━━━ Data records ━━━
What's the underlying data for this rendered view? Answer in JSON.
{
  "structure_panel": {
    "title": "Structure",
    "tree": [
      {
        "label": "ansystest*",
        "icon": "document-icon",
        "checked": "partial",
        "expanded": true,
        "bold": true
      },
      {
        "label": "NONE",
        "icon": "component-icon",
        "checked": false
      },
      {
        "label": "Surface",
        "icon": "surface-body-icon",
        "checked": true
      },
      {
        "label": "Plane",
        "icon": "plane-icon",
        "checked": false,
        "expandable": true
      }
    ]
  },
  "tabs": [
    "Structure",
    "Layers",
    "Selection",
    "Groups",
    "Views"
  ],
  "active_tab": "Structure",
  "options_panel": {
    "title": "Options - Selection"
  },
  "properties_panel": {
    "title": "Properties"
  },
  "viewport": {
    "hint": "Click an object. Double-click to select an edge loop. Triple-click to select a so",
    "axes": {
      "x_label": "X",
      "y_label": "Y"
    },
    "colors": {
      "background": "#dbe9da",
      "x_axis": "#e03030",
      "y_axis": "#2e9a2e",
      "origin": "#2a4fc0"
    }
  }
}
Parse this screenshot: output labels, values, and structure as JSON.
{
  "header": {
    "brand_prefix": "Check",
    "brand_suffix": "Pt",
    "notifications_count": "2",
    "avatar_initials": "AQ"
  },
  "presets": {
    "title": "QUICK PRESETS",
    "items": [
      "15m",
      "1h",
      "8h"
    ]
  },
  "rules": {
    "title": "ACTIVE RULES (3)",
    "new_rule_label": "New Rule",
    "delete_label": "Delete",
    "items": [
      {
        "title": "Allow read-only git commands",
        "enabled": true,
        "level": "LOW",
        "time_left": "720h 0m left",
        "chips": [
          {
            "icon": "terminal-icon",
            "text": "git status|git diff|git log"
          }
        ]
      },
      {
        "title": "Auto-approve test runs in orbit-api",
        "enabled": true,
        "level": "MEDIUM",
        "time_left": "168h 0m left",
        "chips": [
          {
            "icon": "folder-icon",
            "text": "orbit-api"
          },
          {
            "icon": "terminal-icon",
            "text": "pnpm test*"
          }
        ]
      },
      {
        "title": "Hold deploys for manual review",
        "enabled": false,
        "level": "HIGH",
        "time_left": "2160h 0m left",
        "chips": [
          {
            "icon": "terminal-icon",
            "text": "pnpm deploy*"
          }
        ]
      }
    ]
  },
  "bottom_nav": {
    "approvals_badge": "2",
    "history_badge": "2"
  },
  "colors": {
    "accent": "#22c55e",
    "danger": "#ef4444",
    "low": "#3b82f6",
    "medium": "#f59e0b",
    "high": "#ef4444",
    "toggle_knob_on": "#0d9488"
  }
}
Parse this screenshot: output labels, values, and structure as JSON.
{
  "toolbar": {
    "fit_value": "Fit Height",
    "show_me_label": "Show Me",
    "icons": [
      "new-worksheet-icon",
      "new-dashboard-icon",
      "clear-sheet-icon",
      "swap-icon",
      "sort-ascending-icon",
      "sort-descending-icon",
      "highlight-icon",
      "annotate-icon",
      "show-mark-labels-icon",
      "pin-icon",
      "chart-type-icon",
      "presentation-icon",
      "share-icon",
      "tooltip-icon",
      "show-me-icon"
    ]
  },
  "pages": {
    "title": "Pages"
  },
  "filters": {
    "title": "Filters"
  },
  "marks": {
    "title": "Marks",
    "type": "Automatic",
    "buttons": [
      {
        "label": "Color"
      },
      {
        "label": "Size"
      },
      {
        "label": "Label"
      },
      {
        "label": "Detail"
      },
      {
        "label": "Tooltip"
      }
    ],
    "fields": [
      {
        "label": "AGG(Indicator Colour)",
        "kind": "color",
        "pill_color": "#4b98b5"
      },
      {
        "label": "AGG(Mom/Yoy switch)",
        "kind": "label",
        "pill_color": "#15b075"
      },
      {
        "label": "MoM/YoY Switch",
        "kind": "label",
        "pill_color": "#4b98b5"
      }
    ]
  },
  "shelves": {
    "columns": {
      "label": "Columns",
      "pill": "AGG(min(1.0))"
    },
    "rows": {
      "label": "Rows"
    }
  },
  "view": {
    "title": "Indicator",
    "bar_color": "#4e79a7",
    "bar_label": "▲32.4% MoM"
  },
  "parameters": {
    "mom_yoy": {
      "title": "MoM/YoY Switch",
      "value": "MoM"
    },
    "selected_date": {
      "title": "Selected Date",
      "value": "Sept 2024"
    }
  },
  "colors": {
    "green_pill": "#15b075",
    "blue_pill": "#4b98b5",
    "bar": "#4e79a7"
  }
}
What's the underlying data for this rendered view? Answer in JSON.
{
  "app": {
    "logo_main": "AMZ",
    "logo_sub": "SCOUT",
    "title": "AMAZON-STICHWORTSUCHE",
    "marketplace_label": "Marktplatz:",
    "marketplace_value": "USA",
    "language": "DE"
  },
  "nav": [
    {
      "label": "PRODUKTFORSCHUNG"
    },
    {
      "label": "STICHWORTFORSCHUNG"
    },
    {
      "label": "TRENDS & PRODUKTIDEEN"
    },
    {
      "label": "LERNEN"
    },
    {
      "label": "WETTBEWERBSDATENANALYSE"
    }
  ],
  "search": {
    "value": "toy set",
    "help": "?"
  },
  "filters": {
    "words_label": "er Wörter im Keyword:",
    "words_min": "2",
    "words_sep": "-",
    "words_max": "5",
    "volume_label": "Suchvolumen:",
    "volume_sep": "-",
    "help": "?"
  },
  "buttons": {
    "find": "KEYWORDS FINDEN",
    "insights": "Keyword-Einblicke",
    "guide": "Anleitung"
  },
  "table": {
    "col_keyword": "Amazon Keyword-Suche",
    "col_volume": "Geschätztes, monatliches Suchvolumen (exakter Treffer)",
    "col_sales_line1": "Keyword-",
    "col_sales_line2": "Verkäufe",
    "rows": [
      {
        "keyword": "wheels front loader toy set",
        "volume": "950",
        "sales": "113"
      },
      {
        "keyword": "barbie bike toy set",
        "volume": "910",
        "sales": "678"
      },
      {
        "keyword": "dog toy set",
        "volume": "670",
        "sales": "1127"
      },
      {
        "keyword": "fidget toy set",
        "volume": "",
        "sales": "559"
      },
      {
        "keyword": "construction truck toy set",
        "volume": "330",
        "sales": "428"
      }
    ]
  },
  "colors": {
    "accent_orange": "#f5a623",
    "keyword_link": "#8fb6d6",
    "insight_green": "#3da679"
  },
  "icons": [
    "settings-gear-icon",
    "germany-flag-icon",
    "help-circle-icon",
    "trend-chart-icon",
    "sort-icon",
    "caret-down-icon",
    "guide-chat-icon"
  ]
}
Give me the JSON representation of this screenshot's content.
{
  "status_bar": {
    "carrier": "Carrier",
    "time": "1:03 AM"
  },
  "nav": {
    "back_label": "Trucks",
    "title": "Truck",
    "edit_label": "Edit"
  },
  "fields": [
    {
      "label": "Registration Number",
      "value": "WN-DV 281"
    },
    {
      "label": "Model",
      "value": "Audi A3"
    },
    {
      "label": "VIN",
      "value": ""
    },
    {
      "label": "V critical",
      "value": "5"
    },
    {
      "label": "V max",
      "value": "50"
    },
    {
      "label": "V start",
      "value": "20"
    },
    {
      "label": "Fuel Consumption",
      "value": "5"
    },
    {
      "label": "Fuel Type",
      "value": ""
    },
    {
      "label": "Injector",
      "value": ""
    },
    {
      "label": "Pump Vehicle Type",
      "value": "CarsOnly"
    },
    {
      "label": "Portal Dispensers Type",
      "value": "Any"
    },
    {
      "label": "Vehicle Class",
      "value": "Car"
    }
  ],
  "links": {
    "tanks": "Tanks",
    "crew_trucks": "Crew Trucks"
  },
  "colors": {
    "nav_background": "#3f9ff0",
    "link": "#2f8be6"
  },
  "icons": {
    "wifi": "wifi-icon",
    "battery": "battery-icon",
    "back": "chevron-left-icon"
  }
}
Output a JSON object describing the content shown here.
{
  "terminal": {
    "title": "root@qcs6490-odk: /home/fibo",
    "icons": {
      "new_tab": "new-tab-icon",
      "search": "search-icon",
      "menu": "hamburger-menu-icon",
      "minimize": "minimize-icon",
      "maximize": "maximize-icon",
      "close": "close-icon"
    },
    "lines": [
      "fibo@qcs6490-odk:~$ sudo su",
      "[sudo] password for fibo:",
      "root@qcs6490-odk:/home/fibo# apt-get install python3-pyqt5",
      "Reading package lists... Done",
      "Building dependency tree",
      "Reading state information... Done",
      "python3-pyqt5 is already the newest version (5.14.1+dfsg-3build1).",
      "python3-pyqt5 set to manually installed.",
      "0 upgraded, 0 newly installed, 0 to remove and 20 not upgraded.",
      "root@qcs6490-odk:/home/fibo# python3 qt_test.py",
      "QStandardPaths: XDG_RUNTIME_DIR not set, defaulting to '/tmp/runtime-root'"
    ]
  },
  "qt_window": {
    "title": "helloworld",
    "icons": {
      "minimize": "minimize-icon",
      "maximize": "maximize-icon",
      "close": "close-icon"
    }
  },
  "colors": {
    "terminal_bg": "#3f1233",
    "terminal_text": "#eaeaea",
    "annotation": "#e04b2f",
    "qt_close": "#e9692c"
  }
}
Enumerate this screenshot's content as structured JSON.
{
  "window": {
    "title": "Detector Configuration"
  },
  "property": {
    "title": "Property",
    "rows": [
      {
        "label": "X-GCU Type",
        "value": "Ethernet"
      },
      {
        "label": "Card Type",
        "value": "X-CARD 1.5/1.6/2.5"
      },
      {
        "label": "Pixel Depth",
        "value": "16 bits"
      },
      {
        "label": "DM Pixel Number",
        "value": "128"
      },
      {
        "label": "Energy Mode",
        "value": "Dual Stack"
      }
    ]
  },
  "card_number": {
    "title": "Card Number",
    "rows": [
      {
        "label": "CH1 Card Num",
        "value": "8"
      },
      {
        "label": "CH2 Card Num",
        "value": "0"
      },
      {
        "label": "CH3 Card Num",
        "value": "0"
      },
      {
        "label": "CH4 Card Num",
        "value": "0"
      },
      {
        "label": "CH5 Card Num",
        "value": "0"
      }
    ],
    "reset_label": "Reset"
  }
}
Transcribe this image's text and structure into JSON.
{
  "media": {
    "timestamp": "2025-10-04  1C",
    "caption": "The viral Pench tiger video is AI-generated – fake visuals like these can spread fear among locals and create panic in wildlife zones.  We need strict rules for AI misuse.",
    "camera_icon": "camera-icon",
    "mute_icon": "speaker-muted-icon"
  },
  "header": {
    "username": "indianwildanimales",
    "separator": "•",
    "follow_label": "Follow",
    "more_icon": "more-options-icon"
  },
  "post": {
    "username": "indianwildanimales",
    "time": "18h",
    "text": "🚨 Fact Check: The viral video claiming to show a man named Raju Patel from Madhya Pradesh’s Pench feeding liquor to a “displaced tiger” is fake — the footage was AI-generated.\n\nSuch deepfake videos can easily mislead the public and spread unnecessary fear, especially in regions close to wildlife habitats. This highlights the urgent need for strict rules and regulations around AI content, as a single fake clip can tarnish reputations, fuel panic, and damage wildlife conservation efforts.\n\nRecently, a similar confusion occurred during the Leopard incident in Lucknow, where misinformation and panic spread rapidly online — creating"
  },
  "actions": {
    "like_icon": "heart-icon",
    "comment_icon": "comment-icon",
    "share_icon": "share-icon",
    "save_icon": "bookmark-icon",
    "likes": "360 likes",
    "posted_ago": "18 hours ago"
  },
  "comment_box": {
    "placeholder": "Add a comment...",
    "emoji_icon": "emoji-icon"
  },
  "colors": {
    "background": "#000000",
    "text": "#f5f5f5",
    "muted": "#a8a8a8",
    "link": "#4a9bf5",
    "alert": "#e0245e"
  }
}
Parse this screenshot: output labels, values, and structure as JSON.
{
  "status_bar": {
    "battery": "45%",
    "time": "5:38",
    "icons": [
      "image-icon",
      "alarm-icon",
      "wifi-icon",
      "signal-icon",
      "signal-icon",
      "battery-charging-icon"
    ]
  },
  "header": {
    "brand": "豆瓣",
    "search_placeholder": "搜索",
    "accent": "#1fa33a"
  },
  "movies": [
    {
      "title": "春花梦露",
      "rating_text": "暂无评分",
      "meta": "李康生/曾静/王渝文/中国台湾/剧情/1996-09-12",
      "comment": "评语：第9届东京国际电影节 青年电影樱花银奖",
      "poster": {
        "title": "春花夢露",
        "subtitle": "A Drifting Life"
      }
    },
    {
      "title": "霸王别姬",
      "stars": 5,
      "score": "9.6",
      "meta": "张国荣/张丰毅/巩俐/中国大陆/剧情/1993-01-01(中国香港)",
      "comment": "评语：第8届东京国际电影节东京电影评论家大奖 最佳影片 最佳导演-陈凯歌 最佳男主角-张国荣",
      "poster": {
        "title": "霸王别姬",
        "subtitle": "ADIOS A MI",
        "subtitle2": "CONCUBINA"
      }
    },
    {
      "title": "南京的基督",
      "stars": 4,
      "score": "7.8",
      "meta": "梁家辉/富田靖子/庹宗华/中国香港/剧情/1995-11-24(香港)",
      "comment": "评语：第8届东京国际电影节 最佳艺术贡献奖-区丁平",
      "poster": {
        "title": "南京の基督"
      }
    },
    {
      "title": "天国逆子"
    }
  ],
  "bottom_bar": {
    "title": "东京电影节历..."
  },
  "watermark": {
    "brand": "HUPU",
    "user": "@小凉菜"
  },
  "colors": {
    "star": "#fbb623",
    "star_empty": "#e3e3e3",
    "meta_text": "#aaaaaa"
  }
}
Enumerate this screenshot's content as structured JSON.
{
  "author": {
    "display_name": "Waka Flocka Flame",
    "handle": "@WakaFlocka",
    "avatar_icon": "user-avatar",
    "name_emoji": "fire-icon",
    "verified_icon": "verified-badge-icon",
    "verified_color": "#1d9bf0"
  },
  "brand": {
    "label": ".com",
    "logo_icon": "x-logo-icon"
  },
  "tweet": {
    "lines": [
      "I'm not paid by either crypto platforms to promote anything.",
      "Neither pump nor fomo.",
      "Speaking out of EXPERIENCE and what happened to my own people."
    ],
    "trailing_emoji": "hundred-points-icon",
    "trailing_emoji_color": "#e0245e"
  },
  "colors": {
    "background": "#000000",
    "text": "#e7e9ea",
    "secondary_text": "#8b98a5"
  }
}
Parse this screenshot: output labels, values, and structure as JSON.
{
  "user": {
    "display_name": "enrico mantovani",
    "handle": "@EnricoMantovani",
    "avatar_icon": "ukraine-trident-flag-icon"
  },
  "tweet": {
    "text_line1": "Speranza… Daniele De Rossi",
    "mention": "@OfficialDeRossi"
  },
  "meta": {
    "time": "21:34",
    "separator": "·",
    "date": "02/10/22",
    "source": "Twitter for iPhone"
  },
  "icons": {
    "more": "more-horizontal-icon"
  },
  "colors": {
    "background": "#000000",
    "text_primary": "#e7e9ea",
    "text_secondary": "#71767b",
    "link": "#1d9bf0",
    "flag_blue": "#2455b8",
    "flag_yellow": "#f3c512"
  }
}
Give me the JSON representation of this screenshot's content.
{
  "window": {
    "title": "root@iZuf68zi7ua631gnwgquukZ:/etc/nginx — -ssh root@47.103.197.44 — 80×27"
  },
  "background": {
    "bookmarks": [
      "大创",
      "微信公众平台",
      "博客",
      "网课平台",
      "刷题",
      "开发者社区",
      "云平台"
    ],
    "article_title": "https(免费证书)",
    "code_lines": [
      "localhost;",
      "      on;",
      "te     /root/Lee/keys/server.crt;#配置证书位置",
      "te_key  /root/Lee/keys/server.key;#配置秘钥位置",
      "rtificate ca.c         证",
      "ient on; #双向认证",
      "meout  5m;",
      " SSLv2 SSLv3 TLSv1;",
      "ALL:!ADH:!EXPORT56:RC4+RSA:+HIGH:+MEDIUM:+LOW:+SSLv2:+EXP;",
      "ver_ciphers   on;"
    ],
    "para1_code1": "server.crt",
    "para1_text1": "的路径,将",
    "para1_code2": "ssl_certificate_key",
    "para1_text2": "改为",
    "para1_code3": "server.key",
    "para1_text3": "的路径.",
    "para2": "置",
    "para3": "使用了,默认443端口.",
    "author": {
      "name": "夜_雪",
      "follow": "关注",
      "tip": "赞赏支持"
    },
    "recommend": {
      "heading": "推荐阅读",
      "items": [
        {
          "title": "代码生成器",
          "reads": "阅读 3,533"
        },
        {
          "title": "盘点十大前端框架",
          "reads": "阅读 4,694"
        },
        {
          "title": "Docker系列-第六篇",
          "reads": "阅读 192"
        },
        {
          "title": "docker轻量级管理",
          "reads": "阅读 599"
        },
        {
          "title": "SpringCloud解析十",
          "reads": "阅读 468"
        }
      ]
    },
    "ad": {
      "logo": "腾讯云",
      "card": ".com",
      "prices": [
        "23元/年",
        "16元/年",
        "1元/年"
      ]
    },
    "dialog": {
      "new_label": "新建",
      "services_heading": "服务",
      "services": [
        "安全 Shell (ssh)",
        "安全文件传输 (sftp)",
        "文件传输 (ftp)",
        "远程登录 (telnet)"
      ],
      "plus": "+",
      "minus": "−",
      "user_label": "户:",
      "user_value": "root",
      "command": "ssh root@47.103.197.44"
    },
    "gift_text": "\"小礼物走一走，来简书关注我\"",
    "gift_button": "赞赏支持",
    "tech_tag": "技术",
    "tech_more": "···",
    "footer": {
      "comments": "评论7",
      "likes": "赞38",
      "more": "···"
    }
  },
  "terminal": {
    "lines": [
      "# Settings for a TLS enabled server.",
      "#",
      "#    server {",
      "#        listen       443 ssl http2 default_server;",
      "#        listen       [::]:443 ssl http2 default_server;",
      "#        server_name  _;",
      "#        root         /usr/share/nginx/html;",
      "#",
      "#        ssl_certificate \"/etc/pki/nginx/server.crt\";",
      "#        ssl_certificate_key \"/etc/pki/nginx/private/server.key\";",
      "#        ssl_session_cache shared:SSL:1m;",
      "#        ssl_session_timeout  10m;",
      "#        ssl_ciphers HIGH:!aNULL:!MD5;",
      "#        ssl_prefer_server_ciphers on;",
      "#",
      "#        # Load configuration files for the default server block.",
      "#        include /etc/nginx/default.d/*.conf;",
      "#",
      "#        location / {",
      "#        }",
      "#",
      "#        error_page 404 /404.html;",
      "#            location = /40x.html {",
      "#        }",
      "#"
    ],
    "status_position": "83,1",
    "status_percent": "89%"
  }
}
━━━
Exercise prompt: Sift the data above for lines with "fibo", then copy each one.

Completed exercise:
    "title": "root@qcs6490-odk: /home/fibo",
      "fibo@qcs6490-odk:~$ sudo su",
      "[sudo] password for fibo:",
      "root@qcs6490-odk:/home/fibo# apt-get install python3-pyqt5",
      "root@qcs6490-odk:/home/fibo# python3 qt_test.py",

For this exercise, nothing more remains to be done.